Isaac's Advent Series: Week 2 (The Longing)

Isaac's white head popped from the olive green couch, my headlights slipping through the window to gleam in his eyes. I parked the car and hurried through the cold to the carport door. I jingled my house key loose in one hand. Hanging from my other hand was a new pillow. I'd "won" it at a Cajun Christmas party. Decorated with a winter-dressed penguin, it matched my red couch, and Isaac, perfectly. Given Isaac's newfound love of sleeping with a pillow, I was sure this gift would bring us double blessing.

I walked through the door, but he wasn't standing in the kitchen to greet me. Thump, thump thump. I followed the familiar sound of his hopeful tail wag into the living room. He had not moved from what my headlights found in the window. He looked at me, then turned his gaze back to the dark front yard.

"Hey, bud, look what I got for you."

I put the pillow in front of his face. He sniffed a few spots with little movement. He licked the penguin's nose.
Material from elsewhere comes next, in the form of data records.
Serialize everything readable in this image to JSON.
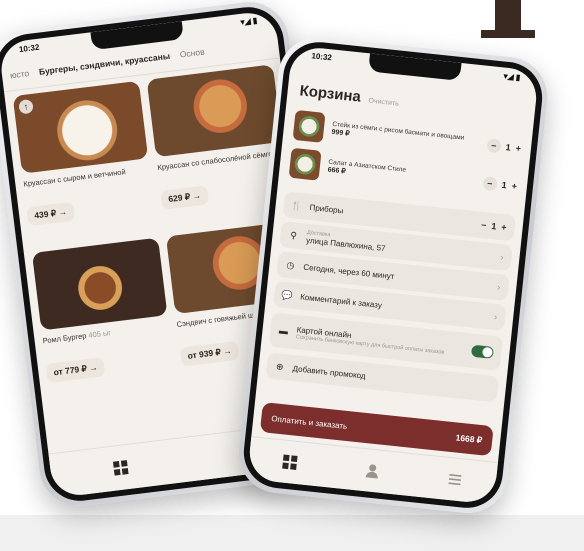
{
  "left_phone": {
    "status_time": "10:32",
    "tabs": [
      "Бургеры, сэндвичи, круассаны",
      "Основ"
    ],
    "tab_left_partial": "юсто",
    "cards": [
      {
        "title": "Круассан с сыром и ветчиной",
        "price": "439 ₽"
      },
      {
        "title": "Круассан со слабосолёной сёмгой",
        "price": "629 ₽"
      },
      {
        "title": "Ромл Бургер",
        "weight": "405 ыг",
        "price": "от 779 ₽"
      },
      {
        "title": "Сэндвич с говяжьей щё роно",
        "price": "от 939 ₽"
      }
    ]
  },
  "right_phone": {
    "status_time": "10:32",
    "cart_title": "Корзина",
    "clear_label": "Очистить",
    "items": [
      {
        "title": "Стейк из сёмги с рисом басмати и овощами",
        "price": "999 ₽",
        "qty": "1"
      },
      {
        "title": "Салат а Азиатском Стиле",
        "price": "666 ₽",
        "qty": "1"
      }
    ],
    "cutlery": {
      "label": "Приборы",
      "qty": "1"
    },
    "address": {
      "caption": "Доставка",
      "value": "улица Павлюхина, 57"
    },
    "time": "Сегодня, через 60 минут",
    "comment": "Комментарий к заказу",
    "payment": {
      "label": "Картой онлайн",
      "note": "Сохранить банковскую карту для быстрой оплаты заказов"
    },
    "promo": "Добавить промокод",
    "pay_label": "Оплатить и заказать",
    "total": "1668 ₽"
  },
  "colors": {
    "accent": "#7b2e2b",
    "toggle_on": "#2f6b3e",
    "screen_bg": "#f4f1ec"
  },
  "icons": [
    "grid-icon",
    "user-icon",
    "menu-icon",
    "fork-knife-icon",
    "location-icon",
    "clock-icon",
    "comment-icon",
    "card-icon",
    "plus-circle-icon"
  ]
}
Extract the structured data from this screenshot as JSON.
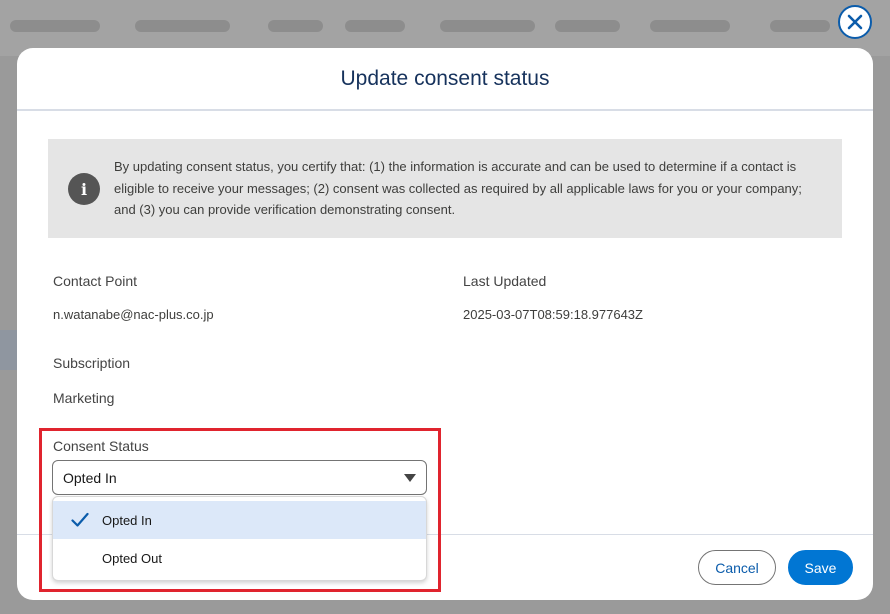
{
  "modal": {
    "title": "Update consent status",
    "notice": "By updating consent status, you certify that: (1) the information is accurate and can be used to determine if a contact is eligible to receive your messages; (2) consent was collected as required by all applicable laws for you or your company; and (3) you can provide verification demonstrating consent.",
    "contact_point_label": "Contact Point",
    "contact_point_value": "n.watanabe@nac-plus.co.jp",
    "last_updated_label": "Last Updated",
    "last_updated_value": "2025-03-07T08:59:18.977643Z",
    "subscription_label": "Subscription",
    "subscription_value": "Marketing",
    "consent_status_label": "Consent Status",
    "consent_status_value": "Opted In",
    "options": [
      "Opted In",
      "Opted Out"
    ],
    "cancel_label": "Cancel",
    "save_label": "Save"
  },
  "colors": {
    "brand": "#0176d3",
    "highlight": "#e0242e",
    "selected_option_bg": "#dce8f9"
  },
  "icons": {
    "close": "close-icon",
    "info": "info-icon",
    "check": "check-icon",
    "caret": "caret-down-icon"
  }
}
Then, he sighed and turned his head away from me. Usually, when I bring something "new" into the house, Isaac assumes it is his, and he sniffs circles around it. Why would he act so differently towards the Christmas Penguin Pillow? I took the pillow to its new home on the den's red couch and went towards my bedroom.

In the middle of my floor was a purple glove--one half of the pair I wear on my walks with Isaac. I reached for the right-handed glove and examined it. No rips or tears. Just a slight smell of Isaac's not-as-bad-as-you'd-think-it'd-be breath. I had left the gloves on a low table of Isaac-friendly height, but the left hand was not there. I smiled.

Back in the living room, Isaac was curled into a furry white ball with his eyes open and his ears low. I sat down and scratched his ears. He lifted his snout towards me, revealing in the space between his paws a purple, left-hand glove. I didn't reach for it. I knew that it was unharmed.

When Isaac first came to live with me a year ago, if I had come home to separated gloves with the faint smell of dog on them, this scene would have played out very differently. I would have sternly called out, "Isaac, you do NOT play with my gloves." I would have taken the glove from him and thrown both gloves in the washing machine. In my first months as a pet owner, everything was about teaching Isaac who was in charge. It was not until the middle of his obedience school that the trainer got through to me that I had to learn to read/listen to Isaac's behavior. As I got to know Isaac better, and he got to know me, I began to see his behavior in a new light. Training was not just about me teaching him how to behave. Training also meant that I had to learn why he behaved certain ways.

What appeared to be "taking my stuff" was actually a sign of Isaac longing for me--or at least for the walks that came from me! I responded the way that I did because I understood his behavior. Understanding that behavior was only possible because I had taken the time to know him.

During the Advent season, we're reminded of a longing within us to be close to God. We long for his healing, comforting, nourishing presence. We long for God to become flesh and dwell among us. We long for the Christ child who fulfills all we need. We long for Emmanuel--God to be with us.

Sometimes we get so busy and self-absorbed that we forget how much God longs for us. We don't give God the time and space to heal, comfort, and nourish us. We neglect the mystery of God becoming flesh and dwelling among us. We're too busy trying to fulfill all our own needs that we ignore the Christ child who wants to carry those needs with us. We want God to be with us on our terms: to do what we want, when we want it, in the way we want it.

We don't take the time to long for Him -- and listen to His longing us. This is a longing that we only understand through building a relationship with Him.

Would you join me in a simple but powerful exercise some time before Christmas? Set a timer for 3 minutes (or longer, if you wish). Find a quiet place to sit in silence, alone, and pray this simple prayer:

Emmanuel, I long for you.

If your mind wanders, and it probably will, return to the prayer. Slow down your breath. Perhaps you'll want to close your eyes. This may be uncomfortable for some of us, and that's okay if it is. Others of us may experience such peace that this becomes a regular practice.

What matters is that we take the time to express our longing for God.

We long for that which we love.

And God longs for us, whom He loves.

all good things to each of you,
Pastor Darian & Paw-stor Isaac